Himalayan mulberry– The age of Himalayan mulberry is about 100 to 150 years, and it is 15 meters tall. Juicy fruits which make the perfect food for tourists are produced by this mulberry species and it is also used for firewood.
Is Mulberry a Hardwood
Mulberry wood is considered Hardwood and its texture are more uniform than other wooden materials because they have knots. The term “HARD” for wood usually refers to their high density like an Oak tree. The Mulberry wood is also quite hard but less than oak and black locust.
If you decide to burn mulberry wood, you should still remove the bark before stacking it up. The bark can ignite pretty easily, so stacking without removing it could lead to your entire pile of wood going up in flames.
Mulberry wood is easily split. However, this wood is not much dense, and it doesn’t take more effort than as compared to other hardwood like oak and hickory. Mulberry wood is used for hardwood floors. And interestingly, because the wood of mulberry is naturally decaying resistant, it has been used in the past for boat building.
What Does Mulberry Firewood Look Like?
Mulberry firewood’s color and outer appearance look golden brown, darkening with reddish/brown with age, and the overall texture is uniform.
The overall appearance of it resembles Osage orange. This wood burn shot has many varieties in it so; most people choose this as their priority.
When Mulberry wood is properly seasoned it burns quite hot and burns for a long hour without producing much smoke, which is the best thing for those who mostly burn fire at homes fireplaces or outside the home for picnics or campfires.

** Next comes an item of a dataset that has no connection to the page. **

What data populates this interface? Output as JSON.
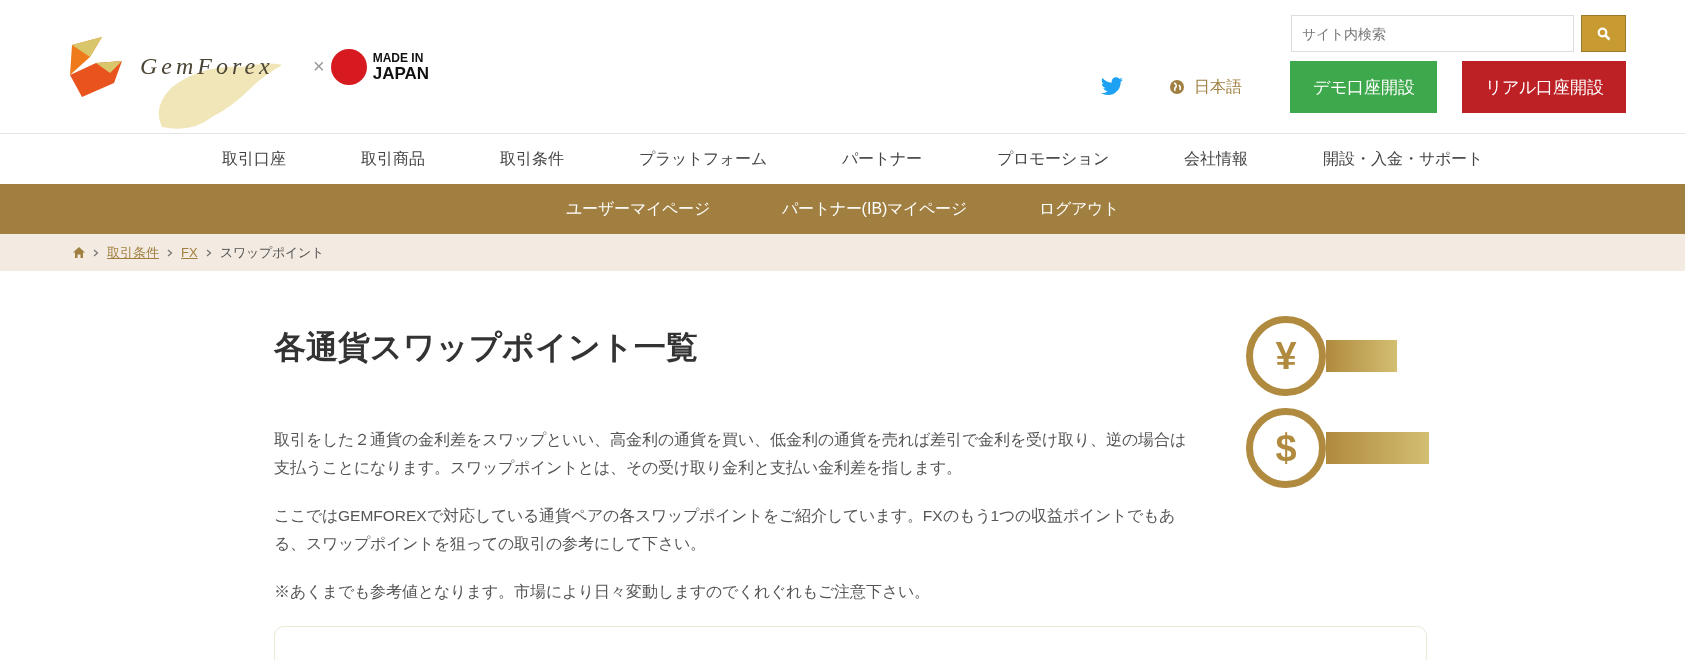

How Well Does Mulberry Wood Burn?
Mulberry wood is extremely powerful firewood that produces a high heat output of about 25.8 million BTUs (British thermal unit) which places it among the top 5 heat-producing firewood.
Like Mulberry wood have impressively high heat output, it also produces high-quality coals, minimal smoke output, and fragrance. But for the not-so-good side of this wood, it has a high resin content and produces heavy sparks.
The high heat output will provide light and warmth for a long period even with a single log. It also burns very quickly, so you would not have to wait around for long before your fire is going strong again.
The amount and quality of coals that firewood produces make them burn efficiently and for a long period. Due to minimal sap in wood, it produces minimal smoke which is beneficial for us.
The burning of mulberry wood produces smells like a nice fragrance. The biggest issue in burning mulberry wood is producing heavy sparks. Due to this, it is not recommended for indoor fire. That’s why it’s especially good for burning in an outdoor fireplace.
Also, Mulberry wood can be used as fuel for a long period.
How much is Mulberry Wood Worth?
This wood isn’t among those woods which are extremely expensive nor among those which are available on market at a very low price. Instead, it costs moderately; depending on the season and the type of mulberry that is at hand.
The Mulberry firewood is worth your time as well as your hard-earned money. Even though it takes a long time to the season but once it’s completely seasoned, dry, and ready to use, its hidden perks will no doubt amaze you. The price of mulberry can vary from season to season and region to region as well.
Mulberry Firewood – FAQs
To conclude, mulberry firewood without any doubt is among the best firewood to burn in your home fireplace and during campfires. If you want to spend your hard-earned money on the right firewood that burns hotter and produces coals and has long-lasting fire, then mulberry firewood is where your search ends.
Moreover, Mulberry firewood is not among the foul-smelling firewood. Rather, it smells pretty good and has a nice aroma. In addition to all of its benefits, mulberry is pretty easy to split and once it is fully seasoned, it emits less smoke. They also make a very good fence post because they don’t rot easily!